In a wide-ranging discussion at the Book Industry Guild of New York's February 21 meeting, two veterans of publishing's mergers and acquisitions scene talked about some of the long-range trends that have affected the acquisition field.

Perhaps the biggest takeaway from the evening was provided by David Lamb of Book Advisors LLC, who said the purchase price for the typical trade publisher is now about 70% of annual revenue, or seven times EBITDA (earnings before interest, taxes, depreciation, and amortization). Compared to sales a few years ago, which were usually based on one times annual revenue and 10 times EBITDA, that is no insignificant drop.

Despite the decline in prices, both Lamb and fellow panelist Robin Warner, managing director of Oaklins DeSilva + Phillips Investment Bank, agreed that acquisition activity, in the trade market as well as the education and technology markets, has been busier in recent years than it was following the Great Recession and the explosion of e-book sales. With e-book sales now more predictable, publishing executives have a better view of the horizon—even if that view is one of generally slow growth for the industry, Lamb said. The current environment, Lamb added, has drawn in strategic buyers (publishers looking to buy another publisher) and make it plausible for financial buyers (usually private equity firms looking to buy a company and then sell it in three to five years) to consider a publishing acquisition.

While deals are getting done, the process takes much longer than it did before the Great Recession, Warner said. "It can be a grueling process," she told the audience, noting that publishers today "are much more careful" about going ahead with an acquisition.

Strategic buyers are the most likely to do a deal in the trade space, and they are looking for a "perfect fit," Lamb said. That has led to more "list buys," purchases that usually involve one company buying the assets of another company without taking on many of its employees.

The types of companies that make attractive acquisition candidates have not changed much over the years, with one exception: a publisher that has had success with digital publishing. Otherwise, buyers are still looking for companies with great content, strong backlists, capable management, a recent history of sales and earnings growth, and projections for more growth, Warner said. A publisher that can offer a buyer a unique sales channel, one that they don't already have, is also an appealing target, Warner said, before adding: "corporate culture cannot be underestimated."

Since the meeting was held in a room full of people associated in one way or another with book manufacturing, a member of the audience asked if the current printing crunch has been factored into the pricing of companies.

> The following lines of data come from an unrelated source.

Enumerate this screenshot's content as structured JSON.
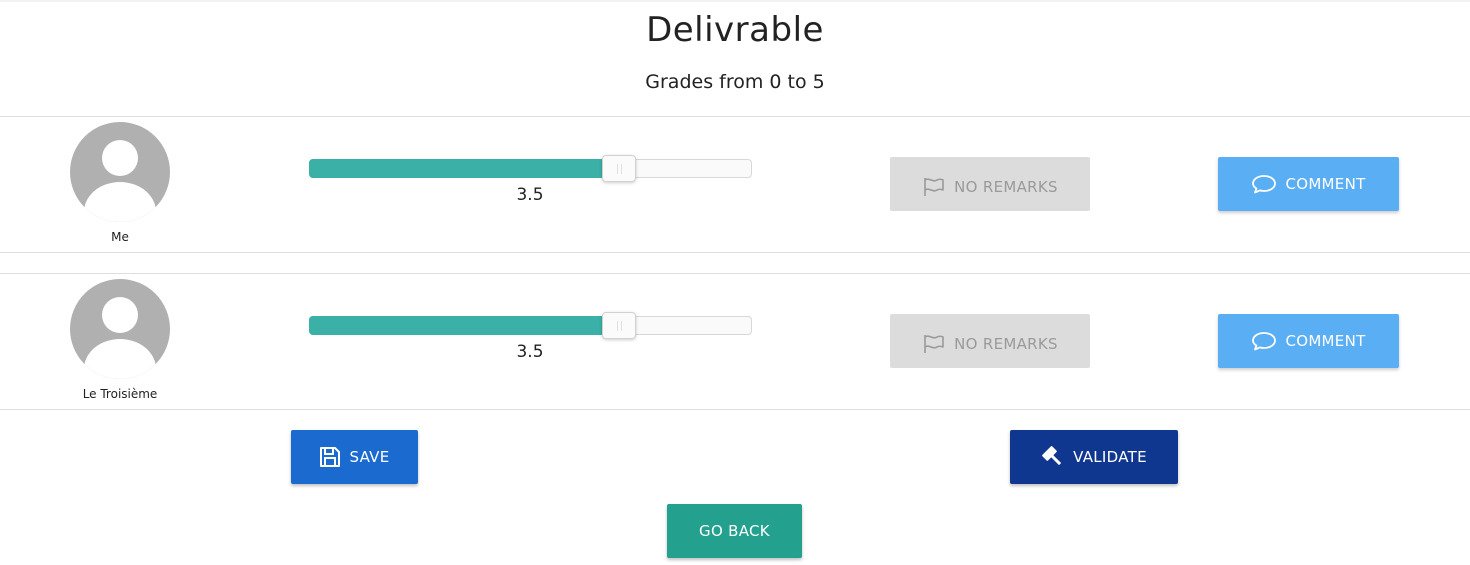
{
  "page": {
    "title": "Delivrable",
    "subtitle": "Grades from 0 to 5"
  },
  "colors": {
    "slider_fill": "#3ab0a6",
    "remarks_button": "#dcdcdc",
    "comment_button": "#5aaef3",
    "save_button": "#1a6ad0",
    "validate_button": "#10378f",
    "go_back_button": "#23a08e"
  },
  "grades": [
    {
      "name": "Me",
      "grade": 3.5,
      "grade_text": "3.5",
      "grade_min": 0,
      "grade_max": 5,
      "remarks_label": "NO REMARKS",
      "remarks_icon": "flag-icon",
      "comment_label": "COMMENT",
      "comment_icon": "speech-bubble-icon"
    },
    {
      "name": "Le Troisième",
      "grade": 3.5,
      "grade_text": "3.5",
      "grade_min": 0,
      "grade_max": 5,
      "remarks_label": "NO REMARKS",
      "remarks_icon": "flag-icon",
      "comment_label": "COMMENT",
      "comment_icon": "speech-bubble-icon"
    }
  ],
  "actions": {
    "save_label": "SAVE",
    "save_icon": "floppy-disk-icon",
    "validate_label": "VALIDATE",
    "validate_icon": "gavel-icon",
    "go_back_label": "GO BACK"
  }
}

Lamb said that hasn't happened yet, but that it could become an issue in the future.